People tend to talk about millennials a lot when it comes to everything from marketing to leadership, but many older generations are still perplexed by this group, also known as generation Y. For recruiters who need to reach out to these job seekers, it’s important to know what this group is looking for. Within the next few years, young folks will saturate the workforce. According to a 2014 study from Brookings, by the year 2020, almost 100 percent of millennials will be over 18 and will make up 30 percent of the workforce. Determining what makes them tick helps recruiters figure out how to reach them, whether through social recruiting or digital marketing tactics.
What does Gen Y really want? A Software Advice study answers this question. A significant number of the company’s applicants are millennials, which gave the organization a prime opportunity to gain insight into what millennials want out of work. The company looked at a sample of 1,355 applications to gauge the work-related sentiments of generation Y.
1. Show me the money
The study found 34 percent of millennials are drawn to salary and benefits. Hey, millennials have to eat.
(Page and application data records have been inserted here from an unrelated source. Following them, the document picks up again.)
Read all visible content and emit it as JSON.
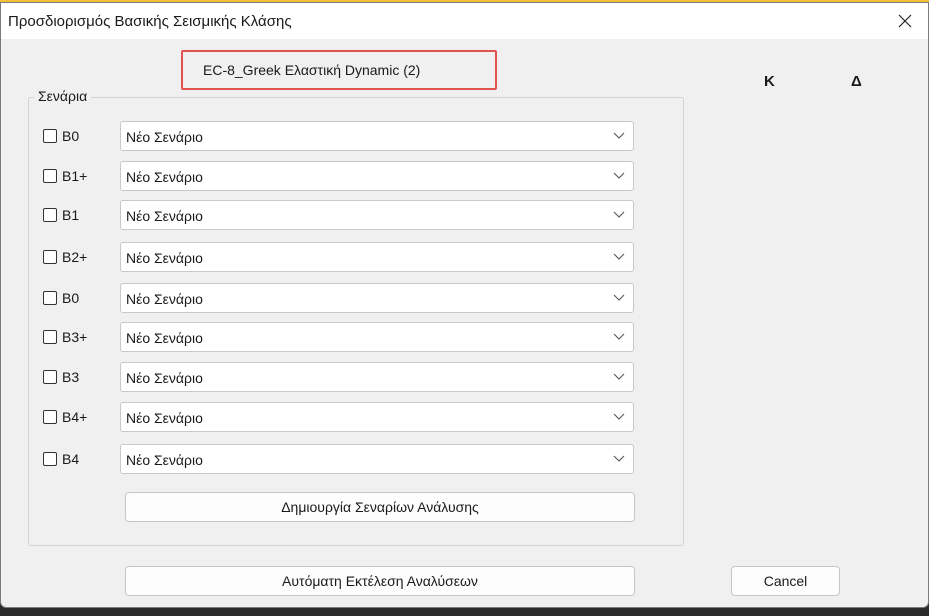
{
  "window": {
    "title": "Προσδιορισμός Βασικής Σεισμικής Κλάσης"
  },
  "header": {
    "analysis_label": "EC-8_Greek Ελαστική Dynamic (2)",
    "col_k": "K",
    "col_d": "Δ"
  },
  "group": {
    "legend": "Σενάρια"
  },
  "rows": [
    {
      "label": "B0",
      "checked": false,
      "value": "Νέο Σενάριο"
    },
    {
      "label": "B1+",
      "checked": false,
      "value": "Νέο Σενάριο"
    },
    {
      "label": "B1",
      "checked": false,
      "value": "Νέο Σενάριο"
    },
    {
      "label": "B2+",
      "checked": false,
      "value": "Νέο Σενάριο"
    },
    {
      "label": "B0",
      "checked": false,
      "value": "Νέο Σενάριο"
    },
    {
      "label": "B3+",
      "checked": false,
      "value": "Νέο Σενάριο"
    },
    {
      "label": "B3",
      "checked": false,
      "value": "Νέο Σενάριο"
    },
    {
      "label": "B4+",
      "checked": false,
      "value": "Νέο Σενάριο"
    },
    {
      "label": "B4",
      "checked": false,
      "value": "Νέο Σενάριο"
    }
  ],
  "buttons": {
    "create": "Δημιουργία Σεναρίων Ανάλυσης",
    "run": "Αυτόματη Εκτέλεση Αναλύσεων",
    "cancel": "Cancel"
  },
  "icons": {
    "close": "close-icon",
    "dropdown": "chevron-down-icon"
  },
  "colors": {
    "highlight_border": "#e0514f"
  }
}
Given how many of these kids are saddled with debt from expensive college educations, a strong salary may not be a desire so much as a need, at least early on. The report also noted that some applicants who didn’t see salary as important had transitioned from higher-paying jobs to find positions that made them happier.
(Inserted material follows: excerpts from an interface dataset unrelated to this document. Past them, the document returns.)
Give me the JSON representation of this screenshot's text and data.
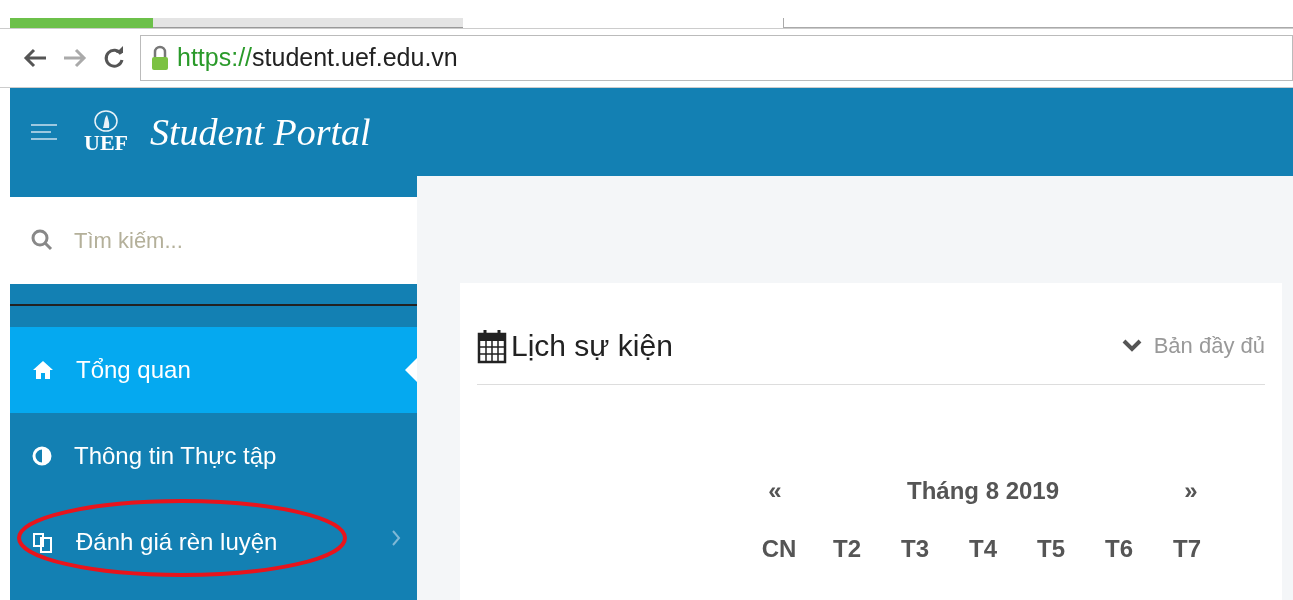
{
  "browser": {
    "url_scheme": "https://",
    "url_host": "student.uef.edu.vn"
  },
  "header": {
    "logo": "UEF",
    "title": "Student Portal"
  },
  "sidebar": {
    "search": {
      "placeholder": "Tìm kiếm..."
    },
    "items": [
      {
        "label": "Tổng quan",
        "kind": "home",
        "selected": true,
        "has_submenu": false
      },
      {
        "label": "Thông tin Thực tập",
        "kind": "contrast",
        "selected": false,
        "has_submenu": false
      },
      {
        "label": "Đánh giá rèn luyện",
        "kind": "copy",
        "selected": false,
        "has_submenu": true
      }
    ]
  },
  "card": {
    "title": "Lịch sự kiện",
    "link": "Bản đầy đủ",
    "calendar": {
      "prev": "«",
      "month": "Tháng 8 2019",
      "next": "»",
      "weekdays": [
        "CN",
        "T2",
        "T3",
        "T4",
        "T5",
        "T6",
        "T7"
      ]
    }
  }
}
2. Culture and atmosphere
After compensation, culture and atmosphere were the most important attributes of a job. The lesson for recruiters? Use employer branding to demonstrate the cultural side of your organization and the perks, not just what your company does. Brookings found that Google, Apple and Facebook were the top desirable places for millenials to work, so you might want to look to these companies for tips.
3. Greater meaning
Software Advice’s study also found that 30 percent of millennials look for fulfillment and satisfaction in work. As we noted earlier, they may even sacrifice a fat paycheck for it. Previous studies back this up as well. According to Pew Research Center, millennials are more likely to say enjoying a job is important to them, compared to older generations.
One-quarter of millennials also agreed growth and development are important. This group wants to come away from positions with skills it can use for the future. Dead-end positions don’t appeal to millennials.
Recruiters need to focus on employer branding and social recruiting to gain the interest of millennials. Use your social recruiting strategies to highlight the attributes of work that appeal most to this demographic, such as behind-the-scenes photos of your last bonding activity, whether it was a 5K or a pie-eating contest. If you have philanthropic or sustainable initiatives, highlight these too. Millennials want to feel like their work matters. Whatever attributes your company has that appeal to millennials, be sure to emphasize them with employer branding. This way, you’ll be able to fill your applicant tracking pipeline with young talent.
Jobscience | Beyond the Applicant Tracking System